Requirement :: From the records below, return every line containing the word "heading".
▼▼▼
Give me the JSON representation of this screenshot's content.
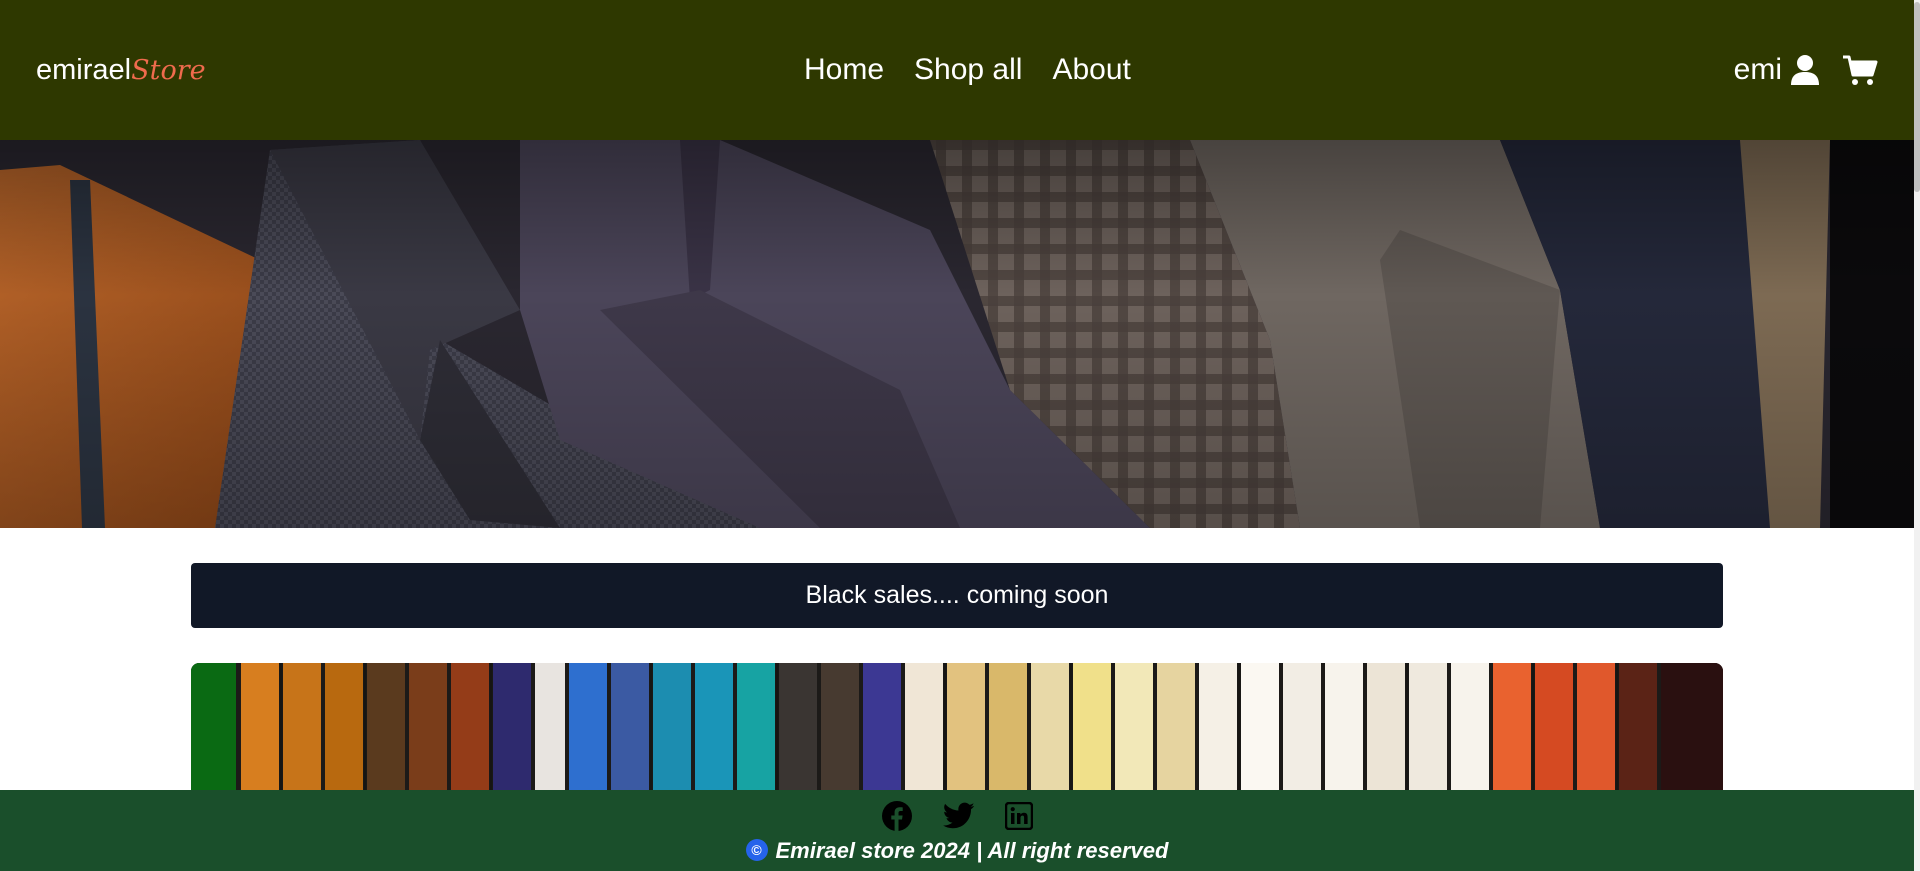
{
  "header": {
    "brand_main": "emirael",
    "brand_accent": "Store",
    "nav": [
      {
        "label": "Home"
      },
      {
        "label": "Shop all"
      },
      {
        "label": "About"
      }
    ],
    "user_name": "emi",
    "icons": [
      "user-icon",
      "cart-icon"
    ],
    "bg_color": "#2e3800",
    "accent_color": "#ef6b4d"
  },
  "hero": {
    "image": "rack-of-tweed-suit-jackets"
  },
  "promo": {
    "text": "Black sales.... coming soon",
    "bg_color": "#111827"
  },
  "product": {
    "image": "rack-of-colorful-shirts"
  },
  "footer": {
    "social_icons": [
      "facebook-icon",
      "twitter-icon",
      "linkedin-icon"
    ],
    "copyright": "Emirael store 2024 | All right reserved",
    "copyright_symbol": "©",
    "bg_color": "#1a4f2b"
  }
}
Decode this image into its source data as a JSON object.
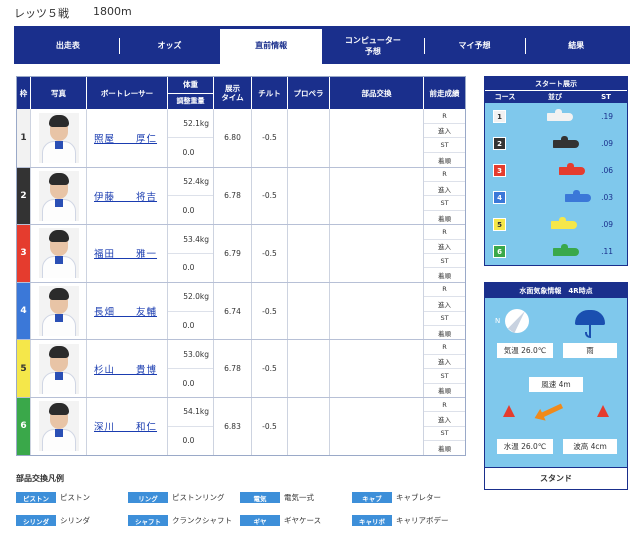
{
  "race": {
    "name": "レッツ５戦",
    "distance": "1800m"
  },
  "tabs": [
    {
      "label": "出走表",
      "active": false
    },
    {
      "label": "オッズ",
      "active": false
    },
    {
      "label": "直前情報",
      "active": true
    },
    {
      "label": "コンピューター\n予想",
      "active": false
    },
    {
      "label": "マイ予想",
      "active": false
    },
    {
      "label": "結果",
      "active": false
    }
  ],
  "table": {
    "headers": {
      "waku": "枠",
      "photo": "写真",
      "racer": "ボートレーサー",
      "weight": "体重",
      "weight_adj": "調整重量",
      "tenji": "展示\nタイム",
      "tilt": "チルト",
      "propeller": "プロペラ",
      "parts": "部品交換",
      "prev": "前走成績"
    },
    "prev_labels": [
      "R",
      "進入",
      "ST",
      "着順"
    ],
    "rows": [
      {
        "waku": "1",
        "name": "照屋　　厚仁",
        "weight": "52.1kg",
        "adjust": "0.0",
        "tenji": "6.80",
        "tilt": "-0.5",
        "color": "#f2f2f2",
        "text": "#333333"
      },
      {
        "waku": "2",
        "name": "伊藤　　将吉",
        "weight": "52.4kg",
        "adjust": "0.0",
        "tenji": "6.78",
        "tilt": "-0.5",
        "color": "#333333",
        "text": "#ffffff"
      },
      {
        "waku": "3",
        "name": "福田　　雅一",
        "weight": "53.4kg",
        "adjust": "0.0",
        "tenji": "6.79",
        "tilt": "-0.5",
        "color": "#e53c2e",
        "text": "#ffffff"
      },
      {
        "waku": "4",
        "name": "長畑　　友輔",
        "weight": "52.0kg",
        "adjust": "0.0",
        "tenji": "6.74",
        "tilt": "-0.5",
        "color": "#3b78d8",
        "text": "#ffffff"
      },
      {
        "waku": "5",
        "name": "杉山　　貴博",
        "weight": "53.0kg",
        "adjust": "0.0",
        "tenji": "6.78",
        "tilt": "-0.5",
        "color": "#f5e74a",
        "text": "#333333"
      },
      {
        "waku": "6",
        "name": "深川　　和仁",
        "weight": "54.1kg",
        "adjust": "0.0",
        "tenji": "6.83",
        "tilt": "-0.5",
        "color": "#3aa84a",
        "text": "#ffffff"
      }
    ]
  },
  "legend": {
    "title": "部品交換凡例",
    "items": [
      {
        "badge": "ピストン",
        "label": "ピストン"
      },
      {
        "badge": "リング",
        "label": "ピストンリング"
      },
      {
        "badge": "電気",
        "label": "電気一式"
      },
      {
        "badge": "キャブ",
        "label": "キャブレター"
      },
      {
        "badge": "シリンダ",
        "label": "シリンダ"
      },
      {
        "badge": "シャフト",
        "label": "クランクシャフト"
      },
      {
        "badge": "ギヤ",
        "label": "ギヤケース"
      },
      {
        "badge": "キャリボ",
        "label": "キャリアボデー"
      }
    ]
  },
  "start_display": {
    "title": "スタート展示",
    "cols": {
      "course": "コース",
      "line": "並び",
      "st": "ST"
    },
    "lanes": [
      {
        "course": "1",
        "st": ".19",
        "color": "#f2f2f2",
        "text": "#333333"
      },
      {
        "course": "2",
        "st": ".09",
        "color": "#333333",
        "text": "#ffffff"
      },
      {
        "course": "3",
        "st": ".06",
        "color": "#e53c2e",
        "text": "#ffffff"
      },
      {
        "course": "4",
        "st": ".03",
        "color": "#3b78d8",
        "text": "#ffffff"
      },
      {
        "course": "5",
        "st": ".09",
        "color": "#f5e74a",
        "text": "#333333"
      },
      {
        "course": "6",
        "st": ".11",
        "color": "#3aa84a",
        "text": "#ffffff"
      }
    ]
  },
  "weather": {
    "title": "水面気象情報　4R時点",
    "wind_dir_label": "N",
    "temp": "気温 26.0℃",
    "condition": "雨",
    "wind_speed": "風速 4m",
    "water_temp": "水温 26.0℃",
    "wave": "波高 4cm",
    "stand": "スタンド"
  }
}
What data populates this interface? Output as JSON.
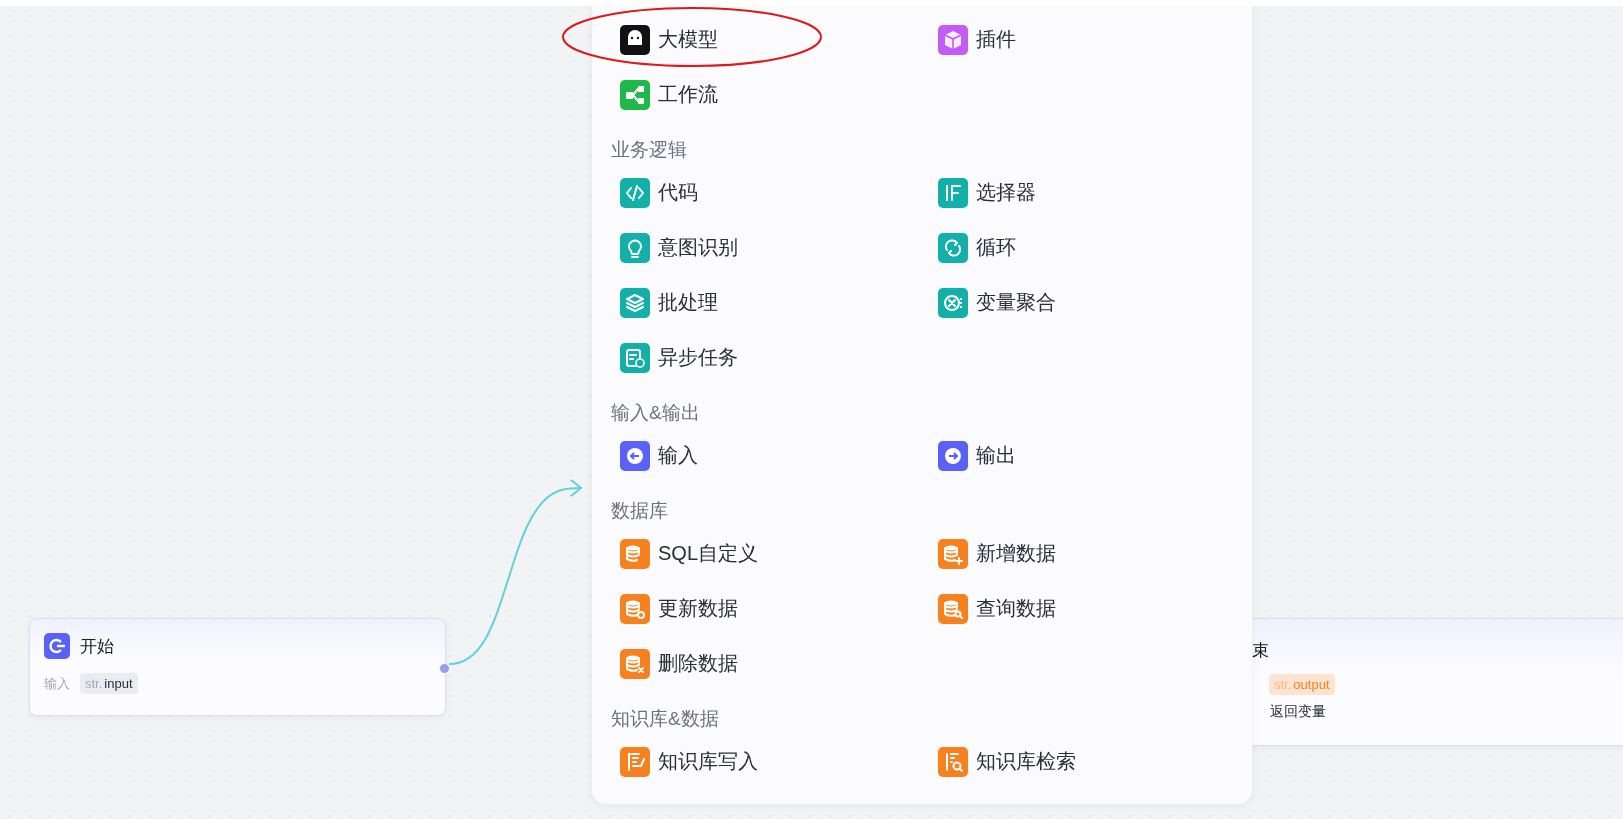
{
  "menu": {
    "sections": [
      {
        "items": [
          {
            "label": "大模型",
            "color": "#111111",
            "circled": true
          },
          {
            "label": "插件",
            "color": "#c35cf5",
            "circled": false
          },
          {
            "label": "工作流",
            "color": "#1fb84a",
            "circled": false
          }
        ]
      },
      {
        "heading": "业务逻辑",
        "items": [
          {
            "label": "代码",
            "color": "#12b0a9",
            "circled": false
          },
          {
            "label": "选择器",
            "color": "#12b0a9",
            "circled": false
          },
          {
            "label": "意图识别",
            "color": "#12b0a9",
            "circled": false
          },
          {
            "label": "循环",
            "color": "#12b0a9",
            "circled": false
          },
          {
            "label": "批处理",
            "color": "#12b0a9",
            "circled": false
          },
          {
            "label": "变量聚合",
            "color": "#12b0a9",
            "circled": false
          },
          {
            "label": "异步任务",
            "color": "#12b0a9",
            "circled": false
          }
        ]
      },
      {
        "heading": "输入&输出",
        "items": [
          {
            "label": "输入",
            "color": "#5a61f6",
            "circled": false
          },
          {
            "label": "输出",
            "color": "#5a61f6",
            "circled": false
          }
        ]
      },
      {
        "heading": "数据库",
        "items": [
          {
            "label": "SQL自定义",
            "color": "#f7811f",
            "circled": false
          },
          {
            "label": "新增数据",
            "color": "#f7811f",
            "circled": false
          },
          {
            "label": "更新数据",
            "color": "#f7811f",
            "circled": false
          },
          {
            "label": "查询数据",
            "color": "#f7811f",
            "circled": false
          },
          {
            "label": "删除数据",
            "color": "#f7811f",
            "circled": false
          }
        ]
      },
      {
        "heading": "知识库&数据",
        "items": [
          {
            "label": "知识库写入",
            "color": "#f7811f",
            "circled": false
          },
          {
            "label": "知识库检索",
            "color": "#f7811f",
            "circled": false
          }
        ]
      }
    ]
  },
  "start_node": {
    "title": "开始",
    "fields": [
      {
        "label": "输入",
        "type": "str.",
        "name": "input"
      }
    ]
  },
  "end_node": {
    "title": "束",
    "output_tag": {
      "type": "str.",
      "name": "output"
    },
    "return_text": "返回变量"
  }
}
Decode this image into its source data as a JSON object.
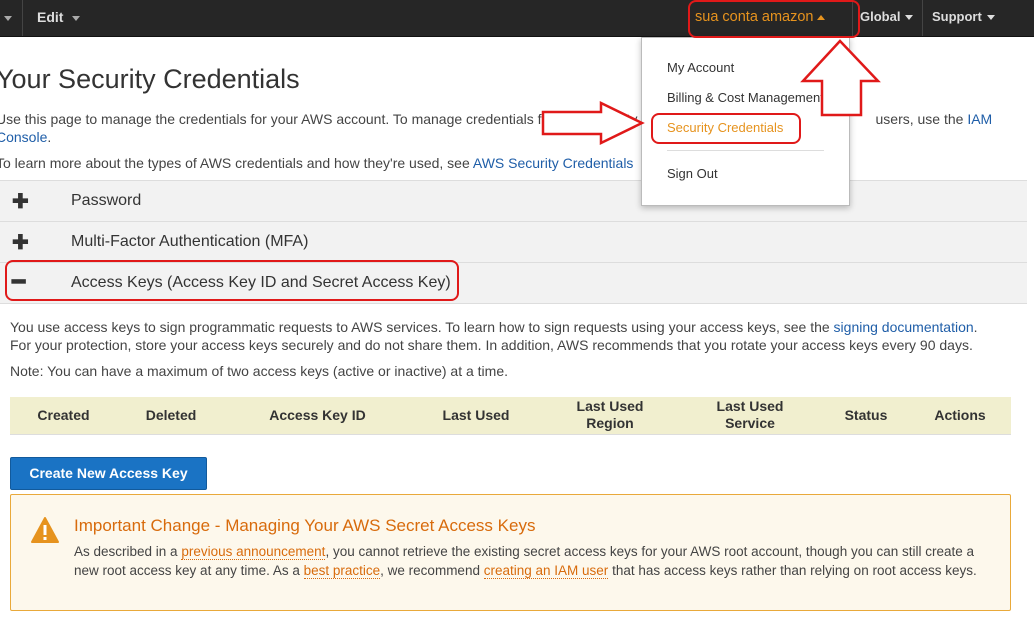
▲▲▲
Your solution ::
        "heading": "业务逻辑",
        "heading": "输入&输出",
        "heading": "数据库",
        "heading": "知识库&数据",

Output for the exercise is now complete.